◆ Source data
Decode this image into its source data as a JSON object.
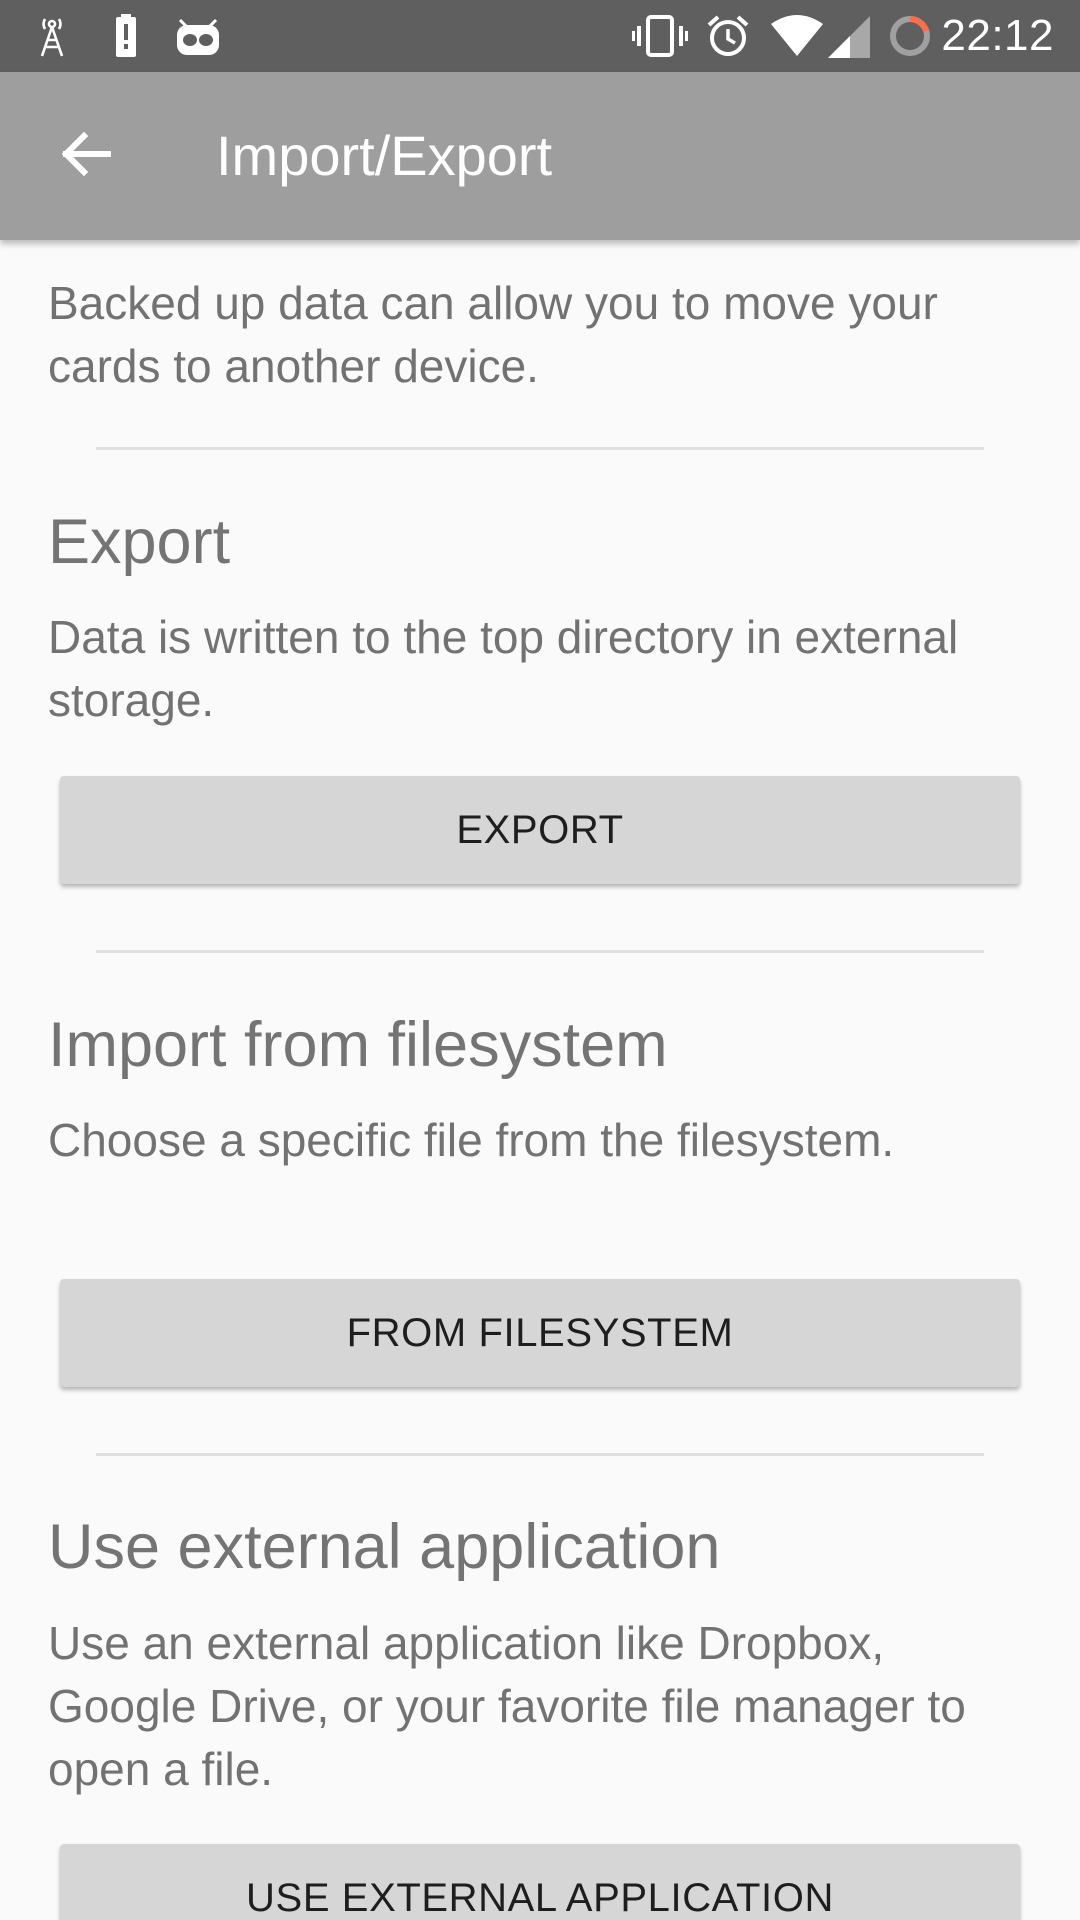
{
  "status_bar": {
    "time": "22:12",
    "icons": [
      "antenna-icon",
      "battery-alert-icon",
      "cyanogen-mascot-icon",
      "vibrate-icon",
      "alarm-icon",
      "wifi-icon",
      "cell-signal-icon",
      "loading-ring-icon"
    ]
  },
  "app_bar": {
    "title": "Import/Export",
    "back_icon": "arrow-back-icon"
  },
  "intro": {
    "text": "Backed up data can allow you to move your cards to another device."
  },
  "export": {
    "heading": "Export",
    "description": "Data is written to the top directory in external storage.",
    "button": "EXPORT"
  },
  "import_filesystem": {
    "heading": "Import from filesystem",
    "description": "Choose a specific file from the filesystem.",
    "button": "FROM FILESYSTEM"
  },
  "import_external": {
    "heading": "Use external application",
    "description": "Use an external application like Dropbox, Google Drive, or your favorite file manager to open a file.",
    "button": "USE EXTERNAL APPLICATION"
  },
  "colors": {
    "status_bar": "#5f5f5f",
    "app_bar": "#9e9e9e",
    "background": "#fafafa",
    "button": "#d6d6d6",
    "ring_accent": "#ff6d4d"
  }
}
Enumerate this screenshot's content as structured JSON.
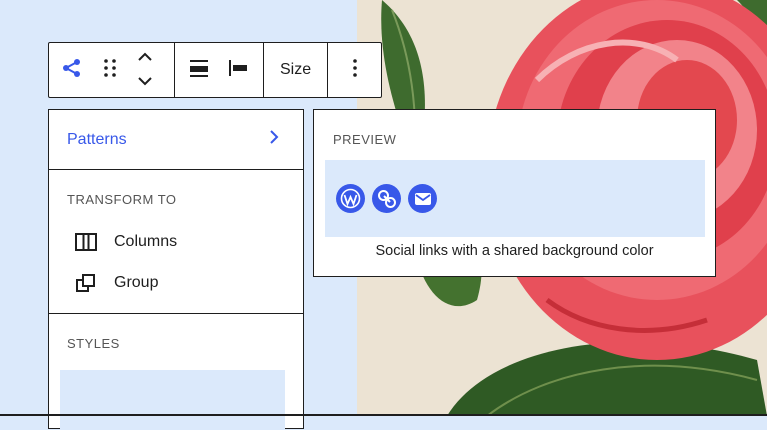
{
  "toolbar": {
    "size_label": "Size"
  },
  "menu": {
    "patterns_label": "Patterns",
    "transform_title": "TRANSFORM TO",
    "transform_items": [
      {
        "label": "Columns",
        "icon": "columns-icon"
      },
      {
        "label": "Group",
        "icon": "group-icon"
      }
    ],
    "styles_title": "STYLES"
  },
  "preview": {
    "title": "PREVIEW",
    "icons": [
      "wordpress-icon",
      "link-icon",
      "mail-icon"
    ],
    "caption": "Social links with a shared background color"
  },
  "colors": {
    "accent": "#3858e9",
    "canvas": "#dbe9fb",
    "border": "#1e1e1e"
  }
}
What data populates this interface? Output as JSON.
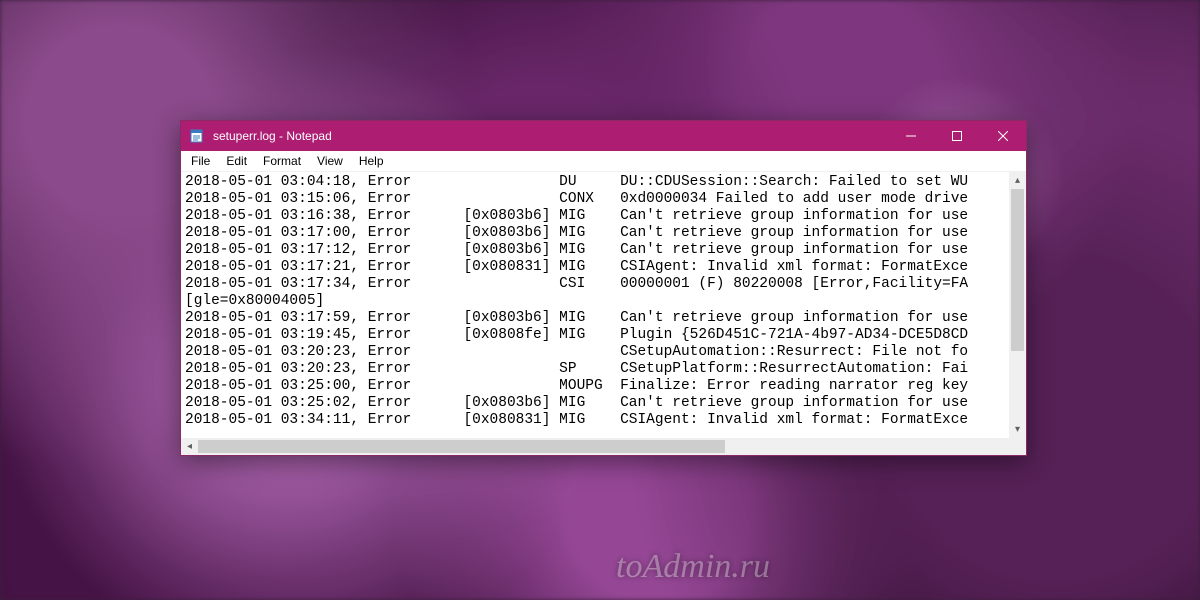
{
  "watermark": "toAdmin.ru",
  "window": {
    "title": "setuperr.log - Notepad",
    "menus": [
      "File",
      "Edit",
      "Format",
      "View",
      "Help"
    ]
  },
  "log_lines": [
    "2018-05-01 03:04:18, Error                 DU     DU::CDUSession::Search: Failed to set WU",
    "2018-05-01 03:15:06, Error                 CONX   0xd0000034 Failed to add user mode drive",
    "2018-05-01 03:16:38, Error      [0x0803b6] MIG    Can't retrieve group information for use",
    "2018-05-01 03:17:00, Error      [0x0803b6] MIG    Can't retrieve group information for use",
    "2018-05-01 03:17:12, Error      [0x0803b6] MIG    Can't retrieve group information for use",
    "2018-05-01 03:17:21, Error      [0x080831] MIG    CSIAgent: Invalid xml format: FormatExce",
    "2018-05-01 03:17:34, Error                 CSI    00000001 (F) 80220008 [Error,Facility=FA",
    "[gle=0x80004005]",
    "2018-05-01 03:17:59, Error      [0x0803b6] MIG    Can't retrieve group information for use",
    "2018-05-01 03:19:45, Error      [0x0808fe] MIG    Plugin {526D451C-721A-4b97-AD34-DCE5D8CD",
    "2018-05-01 03:20:23, Error                        CSetupAutomation::Resurrect: File not fo",
    "2018-05-01 03:20:23, Error                 SP     CSetupPlatform::ResurrectAutomation: Fai",
    "2018-05-01 03:25:00, Error                 MOUPG  Finalize: Error reading narrator reg key",
    "2018-05-01 03:25:02, Error      [0x0803b6] MIG    Can't retrieve group information for use",
    "2018-05-01 03:34:11, Error      [0x080831] MIG    CSIAgent: Invalid xml format: FormatExce"
  ]
}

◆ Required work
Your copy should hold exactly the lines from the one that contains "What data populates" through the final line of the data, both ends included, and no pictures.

◆ Answer section
What data populates this interface? Output as JSON.
{
  "watermark": "toAdmin.ru",
  "window": {
    "title": "setuperr.log - Notepad",
    "menus": [
      "File",
      "Edit",
      "Format",
      "View",
      "Help"
    ]
  },
  "log_lines": [
    "2018-05-01 03:04:18, Error                 DU     DU::CDUSession::Search: Failed to set WU",
    "2018-05-01 03:15:06, Error                 CONX   0xd0000034 Failed to add user mode drive",
    "2018-05-01 03:16:38, Error      [0x0803b6] MIG    Can't retrieve group information for use",
    "2018-05-01 03:17:00, Error      [0x0803b6] MIG    Can't retrieve group information for use",
    "2018-05-01 03:17:12, Error      [0x0803b6] MIG    Can't retrieve group information for use",
    "2018-05-01 03:17:21, Error      [0x080831] MIG    CSIAgent: Invalid xml format: FormatExce",
    "2018-05-01 03:17:34, Error                 CSI    00000001 (F) 80220008 [Error,Facility=FA",
    "[gle=0x80004005]",
    "2018-05-01 03:17:59, Error      [0x0803b6] MIG    Can't retrieve group information for use",
    "2018-05-01 03:19:45, Error      [0x0808fe] MIG    Plugin {526D451C-721A-4b97-AD34-DCE5D8CD",
    "2018-05-01 03:20:23, Error                        CSetupAutomation::Resurrect: File not fo",
    "2018-05-01 03:20:23, Error                 SP     CSetupPlatform::ResurrectAutomation: Fai",
    "2018-05-01 03:25:00, Error                 MOUPG  Finalize: Error reading narrator reg key",
    "2018-05-01 03:25:02, Error      [0x0803b6] MIG    Can't retrieve group information for use",
    "2018-05-01 03:34:11, Error      [0x080831] MIG    CSIAgent: Invalid xml format: FormatExce"
  ]
}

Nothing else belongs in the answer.